The required output is the line that contains "Serialize everything readable" through the last line of the data, retyped verbatim and with nothing added.

(Page and application data records)
·····

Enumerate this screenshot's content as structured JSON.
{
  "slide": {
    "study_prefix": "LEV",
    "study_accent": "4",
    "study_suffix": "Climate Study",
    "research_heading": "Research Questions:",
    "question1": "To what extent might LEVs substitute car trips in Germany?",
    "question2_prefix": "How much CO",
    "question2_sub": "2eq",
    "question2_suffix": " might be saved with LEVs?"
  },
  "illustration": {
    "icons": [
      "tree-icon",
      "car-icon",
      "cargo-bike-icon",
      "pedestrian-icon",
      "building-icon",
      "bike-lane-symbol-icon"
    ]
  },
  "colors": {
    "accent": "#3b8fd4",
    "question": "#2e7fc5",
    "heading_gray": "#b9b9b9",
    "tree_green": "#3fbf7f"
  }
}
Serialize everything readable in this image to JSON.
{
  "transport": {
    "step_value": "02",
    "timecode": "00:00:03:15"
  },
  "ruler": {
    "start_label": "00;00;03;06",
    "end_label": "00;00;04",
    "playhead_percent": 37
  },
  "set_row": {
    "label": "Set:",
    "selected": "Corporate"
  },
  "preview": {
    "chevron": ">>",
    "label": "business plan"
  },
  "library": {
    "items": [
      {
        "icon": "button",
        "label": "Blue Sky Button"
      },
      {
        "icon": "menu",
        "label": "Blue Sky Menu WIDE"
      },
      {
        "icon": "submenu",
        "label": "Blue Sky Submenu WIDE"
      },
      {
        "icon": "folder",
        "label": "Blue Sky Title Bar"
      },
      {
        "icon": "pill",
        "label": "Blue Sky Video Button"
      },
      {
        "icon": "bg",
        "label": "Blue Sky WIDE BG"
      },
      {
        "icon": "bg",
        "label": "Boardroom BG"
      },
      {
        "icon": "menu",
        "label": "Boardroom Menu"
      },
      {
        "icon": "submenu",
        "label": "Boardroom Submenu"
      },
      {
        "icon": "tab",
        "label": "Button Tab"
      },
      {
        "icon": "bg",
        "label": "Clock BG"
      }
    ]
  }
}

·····

**Result for this exercise**
Serialize everything readable in this image to JSON.
{
  "transport": {
    "step_value": "02",
    "timecode": "00:00:03:15"
  },
  "ruler": {
    "start_label": "00;00;03;06",
    "end_label": "00;00;04",
    "playhead_percent": 37
  },
  "set_row": {
    "label": "Set:",
    "selected": "Corporate"
  },
  "preview": {
    "chevron": ">>",
    "label": "business plan"
  },
  "library": {
    "items": [
      {
        "icon": "button",
        "label": "Blue Sky Button"
      },
      {
        "icon": "menu",
        "label": "Blue Sky Menu WIDE"
      },
      {
        "icon": "submenu",
        "label": "Blue Sky Submenu WIDE"
      },
      {
        "icon": "folder",
        "label": "Blue Sky Title Bar"
      },
      {
        "icon": "pill",
        "label": "Blue Sky Video Button"
      },
      {
        "icon": "bg",
        "label": "Blue Sky WIDE BG"
      },
      {
        "icon": "bg",
        "label": "Boardroom BG"
      },
      {
        "icon": "menu",
        "label": "Boardroom Menu"
      },
      {
        "icon": "submenu",
        "label": "Boardroom Submenu"
      },
      {
        "icon": "tab",
        "label": "Button Tab"
      },
      {
        "icon": "bg",
        "label": "Clock BG"
      }
    ]
  }
}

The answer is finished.